Data about app and page elements
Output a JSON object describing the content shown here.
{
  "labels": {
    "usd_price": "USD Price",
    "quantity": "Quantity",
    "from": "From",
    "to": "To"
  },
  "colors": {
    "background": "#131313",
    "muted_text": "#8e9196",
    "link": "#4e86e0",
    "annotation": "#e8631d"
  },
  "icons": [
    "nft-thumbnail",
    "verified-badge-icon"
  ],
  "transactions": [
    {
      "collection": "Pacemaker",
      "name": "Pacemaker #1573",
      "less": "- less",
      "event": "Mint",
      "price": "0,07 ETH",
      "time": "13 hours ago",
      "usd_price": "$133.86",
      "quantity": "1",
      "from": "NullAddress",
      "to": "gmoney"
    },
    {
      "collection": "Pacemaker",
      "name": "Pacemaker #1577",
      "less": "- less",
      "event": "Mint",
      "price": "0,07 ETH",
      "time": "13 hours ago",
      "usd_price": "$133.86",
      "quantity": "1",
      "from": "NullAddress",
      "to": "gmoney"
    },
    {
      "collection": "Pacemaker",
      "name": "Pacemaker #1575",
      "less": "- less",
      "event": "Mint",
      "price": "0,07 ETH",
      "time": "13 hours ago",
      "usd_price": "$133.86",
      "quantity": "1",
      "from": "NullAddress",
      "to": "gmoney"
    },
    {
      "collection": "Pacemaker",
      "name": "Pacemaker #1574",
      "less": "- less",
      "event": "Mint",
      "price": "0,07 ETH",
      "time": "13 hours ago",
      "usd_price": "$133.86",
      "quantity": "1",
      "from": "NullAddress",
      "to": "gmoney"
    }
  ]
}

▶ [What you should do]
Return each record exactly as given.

▶ [Solution to the exercise]
Output a JSON object describing the content shown here.
{
  "labels": {
    "usd_price": "USD Price",
    "quantity": "Quantity",
    "from": "From",
    "to": "To"
  },
  "colors": {
    "background": "#131313",
    "muted_text": "#8e9196",
    "link": "#4e86e0",
    "annotation": "#e8631d"
  },
  "icons": [
    "nft-thumbnail",
    "verified-badge-icon"
  ],
  "transactions": [
    {
      "collection": "Pacemaker",
      "name": "Pacemaker #1573",
      "less": "- less",
      "event": "Mint",
      "price": "0,07 ETH",
      "time": "13 hours ago",
      "usd_price": "$133.86",
      "quantity": "1",
      "from": "NullAddress",
      "to": "gmoney"
    },
    {
      "collection": "Pacemaker",
      "name": "Pacemaker #1577",
      "less": "- less",
      "event": "Mint",
      "price": "0,07 ETH",
      "time": "13 hours ago",
      "usd_price": "$133.86",
      "quantity": "1",
      "from": "NullAddress",
      "to": "gmoney"
    },
    {
      "collection": "Pacemaker",
      "name": "Pacemaker #1575",
      "less": "- less",
      "event": "Mint",
      "price": "0,07 ETH",
      "time": "13 hours ago",
      "usd_price": "$133.86",
      "quantity": "1",
      "from": "NullAddress",
      "to": "gmoney"
    },
    {
      "collection": "Pacemaker",
      "name": "Pacemaker #1574",
      "less": "- less",
      "event": "Mint",
      "price": "0,07 ETH",
      "time": "13 hours ago",
      "usd_price": "$133.86",
      "quantity": "1",
      "from": "NullAddress",
      "to": "gmoney"
    }
  ]
}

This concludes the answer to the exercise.